Once was Zimbabwe cricket. Now it's just a carcass, almost like a country starting anew after a bloody war. World cricket looked healthy when Zimbabwe were healthy. A team comprising Heath Streak, Flower brothers, Alistair Campbell, Paul Strang, Neil Johnson, Murray Goodwin, Henry Olonga, Guy Whittall and Stuart Carlisle at the bottom of the pile was not a bad sign at all. In the mid-to-late nineties, this team threatened the notion of minnows. A decade later, they have just about started rising from the shambles and have already hit the first roadblock - Prosper Utseya's resignation from captaincy under mysterious circumstances.
By no means is this tri-series top-flight international cricket: it features two other teams who should by now be sick of playing each other, that too massively under-par because of rested players. Nonetheless, it is international cricket, it is being played in Zimbabwe, and that should be cause for celebration, cause for looking forward to whether the game still enjoys a following in the country.

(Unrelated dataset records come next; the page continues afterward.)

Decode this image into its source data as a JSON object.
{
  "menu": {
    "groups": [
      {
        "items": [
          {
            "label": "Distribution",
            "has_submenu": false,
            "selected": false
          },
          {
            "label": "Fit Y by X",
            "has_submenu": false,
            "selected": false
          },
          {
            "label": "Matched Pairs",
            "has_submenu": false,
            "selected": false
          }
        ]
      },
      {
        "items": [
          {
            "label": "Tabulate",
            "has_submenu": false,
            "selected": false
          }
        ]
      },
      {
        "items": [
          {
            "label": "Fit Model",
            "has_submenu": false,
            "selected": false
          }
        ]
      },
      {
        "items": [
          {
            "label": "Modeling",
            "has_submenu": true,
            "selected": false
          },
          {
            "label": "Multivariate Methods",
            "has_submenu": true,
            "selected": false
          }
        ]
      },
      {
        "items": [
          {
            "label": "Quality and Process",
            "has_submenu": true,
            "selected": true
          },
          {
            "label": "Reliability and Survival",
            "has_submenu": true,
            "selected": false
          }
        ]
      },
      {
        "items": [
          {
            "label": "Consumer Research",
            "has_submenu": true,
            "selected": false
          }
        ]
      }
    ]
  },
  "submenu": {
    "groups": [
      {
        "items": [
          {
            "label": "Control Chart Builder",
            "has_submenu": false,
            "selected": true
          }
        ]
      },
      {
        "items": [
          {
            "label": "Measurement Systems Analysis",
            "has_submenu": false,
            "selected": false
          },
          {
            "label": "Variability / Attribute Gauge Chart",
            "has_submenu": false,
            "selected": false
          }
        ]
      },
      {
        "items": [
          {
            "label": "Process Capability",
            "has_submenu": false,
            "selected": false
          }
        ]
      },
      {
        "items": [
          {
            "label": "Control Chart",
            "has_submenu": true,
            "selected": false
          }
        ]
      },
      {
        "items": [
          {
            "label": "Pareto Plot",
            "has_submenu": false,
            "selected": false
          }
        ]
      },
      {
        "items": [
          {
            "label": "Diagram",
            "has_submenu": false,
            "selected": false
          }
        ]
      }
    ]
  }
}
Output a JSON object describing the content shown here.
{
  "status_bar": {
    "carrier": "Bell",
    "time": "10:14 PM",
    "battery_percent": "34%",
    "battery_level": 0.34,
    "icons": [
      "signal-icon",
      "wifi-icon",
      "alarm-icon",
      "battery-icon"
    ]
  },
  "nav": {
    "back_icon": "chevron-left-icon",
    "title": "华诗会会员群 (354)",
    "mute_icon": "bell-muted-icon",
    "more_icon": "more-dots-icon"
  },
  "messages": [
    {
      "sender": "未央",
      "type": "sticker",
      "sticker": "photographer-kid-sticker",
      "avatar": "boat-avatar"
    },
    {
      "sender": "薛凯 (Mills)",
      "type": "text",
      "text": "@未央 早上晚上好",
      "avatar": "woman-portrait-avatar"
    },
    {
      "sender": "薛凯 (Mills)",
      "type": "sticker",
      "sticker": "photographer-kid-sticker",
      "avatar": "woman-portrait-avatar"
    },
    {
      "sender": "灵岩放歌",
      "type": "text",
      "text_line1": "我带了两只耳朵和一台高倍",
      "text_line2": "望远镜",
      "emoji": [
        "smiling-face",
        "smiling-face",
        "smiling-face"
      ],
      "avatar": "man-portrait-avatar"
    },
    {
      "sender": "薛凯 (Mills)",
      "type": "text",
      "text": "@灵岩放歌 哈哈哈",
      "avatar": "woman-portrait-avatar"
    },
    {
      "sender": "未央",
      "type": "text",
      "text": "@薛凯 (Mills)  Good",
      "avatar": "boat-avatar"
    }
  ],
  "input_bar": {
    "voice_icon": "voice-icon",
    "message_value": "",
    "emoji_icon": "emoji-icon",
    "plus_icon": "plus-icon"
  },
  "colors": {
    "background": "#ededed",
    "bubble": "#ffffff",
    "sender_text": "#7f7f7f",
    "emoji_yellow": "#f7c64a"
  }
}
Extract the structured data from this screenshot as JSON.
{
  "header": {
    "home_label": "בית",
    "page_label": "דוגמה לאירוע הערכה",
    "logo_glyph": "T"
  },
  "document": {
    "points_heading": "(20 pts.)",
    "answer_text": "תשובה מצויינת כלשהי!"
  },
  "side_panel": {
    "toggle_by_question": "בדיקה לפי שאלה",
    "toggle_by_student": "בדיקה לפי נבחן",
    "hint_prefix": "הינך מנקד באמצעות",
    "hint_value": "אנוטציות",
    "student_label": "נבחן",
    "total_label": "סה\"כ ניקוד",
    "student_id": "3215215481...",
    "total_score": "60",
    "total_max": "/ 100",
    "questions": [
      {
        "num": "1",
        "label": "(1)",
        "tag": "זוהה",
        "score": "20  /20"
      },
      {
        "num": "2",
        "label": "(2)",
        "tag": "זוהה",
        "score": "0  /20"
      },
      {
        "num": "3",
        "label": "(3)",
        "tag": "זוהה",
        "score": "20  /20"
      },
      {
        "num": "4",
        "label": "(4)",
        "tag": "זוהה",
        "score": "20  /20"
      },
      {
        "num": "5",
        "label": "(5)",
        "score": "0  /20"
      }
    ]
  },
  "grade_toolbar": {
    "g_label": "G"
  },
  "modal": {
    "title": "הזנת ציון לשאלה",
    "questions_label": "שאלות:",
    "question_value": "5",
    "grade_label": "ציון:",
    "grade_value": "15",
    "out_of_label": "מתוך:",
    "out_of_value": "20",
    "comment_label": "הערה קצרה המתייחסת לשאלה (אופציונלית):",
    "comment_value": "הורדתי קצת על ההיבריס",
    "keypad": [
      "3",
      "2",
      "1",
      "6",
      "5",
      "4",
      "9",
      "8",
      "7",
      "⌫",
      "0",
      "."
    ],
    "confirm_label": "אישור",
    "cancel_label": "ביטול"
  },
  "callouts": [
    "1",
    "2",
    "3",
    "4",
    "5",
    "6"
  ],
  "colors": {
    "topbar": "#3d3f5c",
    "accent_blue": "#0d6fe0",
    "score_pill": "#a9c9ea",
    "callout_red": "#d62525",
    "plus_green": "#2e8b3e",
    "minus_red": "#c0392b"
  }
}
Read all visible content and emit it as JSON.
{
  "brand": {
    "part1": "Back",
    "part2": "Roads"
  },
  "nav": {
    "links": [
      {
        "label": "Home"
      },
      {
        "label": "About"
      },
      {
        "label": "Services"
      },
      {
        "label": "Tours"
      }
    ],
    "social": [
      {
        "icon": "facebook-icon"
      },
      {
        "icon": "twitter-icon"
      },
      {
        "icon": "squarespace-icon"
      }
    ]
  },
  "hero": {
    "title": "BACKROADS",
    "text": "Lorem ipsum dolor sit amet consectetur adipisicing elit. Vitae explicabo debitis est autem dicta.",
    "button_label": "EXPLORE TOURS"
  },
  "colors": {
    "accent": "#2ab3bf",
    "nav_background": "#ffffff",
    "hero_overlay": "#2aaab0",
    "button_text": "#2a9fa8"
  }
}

As far as India is concerned, Zimbabwe is remembered as the place where Sourav Ganguly and Greg Chappell embarked upon a rather harmonious captain-coach journey. That was five years ago, and no such drama is expected this time. None of the players from that tour have made the trip this time around. Some, like Irfan Pathan, have taken their personal careers down the Zimbabwe route. Some, like Harbhajan Singh who recently helped Zimbabwe get proper kits, have been rested. It only promises closer contests. India, led by young Suresh Raina who's yet to play a Test, against Zimbabwe, charged by their battery of strangulating spinners, who have everything to gain.
Form guide (most recent first)
Zimbabwe LLLLW India LWWLW
Watch out for...
Weeks after the coach Alan Butcher raised a mild disciplinary question about him, Elton Chigumbura finds himself leading the side, following Utseya's resignation. He is one of the most cleanest hitters in the side, and he now has a very important responsibility.
Raina is an unlikely captain too, keeping the seat warm for a resting MS Dhoni. He promises a more eager, energetic performance from the young side he is leading, something his own play does too.
On the slow and low pitches in the West Indies, Zimbabwe were used to playing a line-up full of spinners, with Chigumbura to bowl some seam-up. Here they could get Chris Mpofu in.
Zimbabwe (possible) 1 Vusi Sibanda, 2 Hamilton Masakadza, 3 Charles Coventry, 4 Brendan Taylor, 5 Tatenda Taibu (wk), 6 Elton Chigumbura (capt.), 7 Andy Blignaut, 8 Greg Lamb, 9 Graeme Cremer/Prosper Utseya, 10 Chris Mpofu, 11 Ray Price.
India, too, should rely mainly on their spinners, including part-timers like Ravindra Jadeja, whose career ODI economy-rate of 4.90 is in stark contrast with his performance in the World Twenty20 (9.75).
India (possible) 1 M Vijay, 2 Dinesh Karthik/Naman Ojha (wk), 3 Suresh Raina (capt.), 4 Virat Kohli, 5 Rohit Sharma, 6 Yusuf Pathan, 7 R Ashwin/Ravindra Jadeja, 8 R Vinay Kumar, 9 Amit Mishra, 10 Pragyan Ojha, 11 Umesh Yadav.
Stats and trivia
Zimbabwe have won only one out of their last 11 ODIs. Four of those losses have come against Bangladesh.
At 23 years 182 days, Raina will become the ninth-youngest man to captain an ODI side. He has played 90 ODIs without a Test cap, overtaking the Indian record for 73 ODIs before Test debut, held by Yuvraj Singh. By the end of the tri-series, he should have at least equalled Andrew Symonds' world record - 94.
"The tour will be an opportunity to learn and press for a regular berth in the ODIs and stake a claim at the highest level - Test cricket." Suresh Raina is looking forward to the tournament.
"This is a real tough two weeks for us as we try to re-establish ourselves as a top cricket country. We have done pretty well in the last couple of months and are keen to continue." Elton Chigumbura knows the importance of the tournament.